(c) According to this theory, when a photon collides with an electron the absorbed energy by the electron is not distributed to other electrons. So, in this collision energy is conserved i.e., it is an elastic collision. Again, inelastic collision energy transfer takes place instantaneously. So, an incidence of the rays of light and the emission of electrons occur simultaneously.
(d) As the frequency of light gradually decreases, the velocity of the electron decreases as well and for a minimum frequency u0 the velocity becomes zero. Hence the photoelectron emits. So, for each metal, there exists a minimum frequency which is called threshold frequency. It is denoted by v0. So, quantum theory can explain elaborately the photoelectric effect.
As the frequency increases further than the entrance, the ejected electrons basically shift faster. An augment in the concentration of incoming light that is above the threshold occurrence causes the number of electrons that are ejected to increase, but they do not travel any faster. Einstein proposed that light consisted of quanta, which we call photons. The photoelectric effect is applied in devices called photoelectric cells, which are usually found in everyday items such as a calculator which uses the energy of light to produce electricity.
Characteristics of the photoelectric effect –
- For a given metal and frequency of occurrence radiation, the number of photoelectrons turned out per second is straight proportional to the concentration of confrontation radiation.
- The utmost kinetic energy of the emitted photoelectron is autonomous of the concentration of confrontation radiations.
- Light has properties of both a wave and a particle.

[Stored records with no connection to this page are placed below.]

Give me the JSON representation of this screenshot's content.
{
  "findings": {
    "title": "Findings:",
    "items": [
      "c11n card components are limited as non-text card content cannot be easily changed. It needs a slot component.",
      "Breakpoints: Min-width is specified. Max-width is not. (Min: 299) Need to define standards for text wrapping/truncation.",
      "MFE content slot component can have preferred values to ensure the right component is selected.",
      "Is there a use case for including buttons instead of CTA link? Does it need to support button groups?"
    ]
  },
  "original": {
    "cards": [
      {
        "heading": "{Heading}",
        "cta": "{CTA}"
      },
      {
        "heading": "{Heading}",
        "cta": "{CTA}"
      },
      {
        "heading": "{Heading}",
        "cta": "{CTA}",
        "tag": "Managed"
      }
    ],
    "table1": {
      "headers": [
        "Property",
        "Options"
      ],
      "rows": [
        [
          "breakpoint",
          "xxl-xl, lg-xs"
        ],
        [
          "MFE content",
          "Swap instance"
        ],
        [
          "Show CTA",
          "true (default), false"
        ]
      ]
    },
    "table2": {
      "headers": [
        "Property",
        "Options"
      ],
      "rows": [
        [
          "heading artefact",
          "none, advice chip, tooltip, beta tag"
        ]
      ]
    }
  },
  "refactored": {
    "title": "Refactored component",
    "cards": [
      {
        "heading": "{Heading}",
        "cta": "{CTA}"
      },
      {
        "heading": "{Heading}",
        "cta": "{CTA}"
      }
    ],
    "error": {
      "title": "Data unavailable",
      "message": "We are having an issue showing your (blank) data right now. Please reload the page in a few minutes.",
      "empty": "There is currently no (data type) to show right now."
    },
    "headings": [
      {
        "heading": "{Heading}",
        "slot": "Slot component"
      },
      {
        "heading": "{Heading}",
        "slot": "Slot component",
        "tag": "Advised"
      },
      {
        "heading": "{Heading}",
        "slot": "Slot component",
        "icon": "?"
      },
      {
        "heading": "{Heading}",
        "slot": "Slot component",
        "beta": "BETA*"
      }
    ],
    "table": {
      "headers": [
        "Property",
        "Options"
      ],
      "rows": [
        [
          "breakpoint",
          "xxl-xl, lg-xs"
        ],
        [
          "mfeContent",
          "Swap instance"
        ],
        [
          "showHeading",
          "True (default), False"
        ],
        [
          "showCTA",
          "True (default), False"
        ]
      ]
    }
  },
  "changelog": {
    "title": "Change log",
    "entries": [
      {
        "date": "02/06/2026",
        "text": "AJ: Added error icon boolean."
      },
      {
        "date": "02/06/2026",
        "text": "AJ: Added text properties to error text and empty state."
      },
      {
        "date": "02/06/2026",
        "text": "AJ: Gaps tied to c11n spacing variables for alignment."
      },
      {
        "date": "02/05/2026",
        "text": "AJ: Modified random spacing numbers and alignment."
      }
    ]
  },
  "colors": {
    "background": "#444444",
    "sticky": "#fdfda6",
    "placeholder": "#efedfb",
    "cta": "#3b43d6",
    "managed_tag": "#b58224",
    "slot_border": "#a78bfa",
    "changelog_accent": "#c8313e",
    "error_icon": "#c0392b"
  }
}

- Emission of photoelectrons is instantaneous
- The photoelectric effect is formed by light prominent metal and dislodging electrons from the exterior of the metal.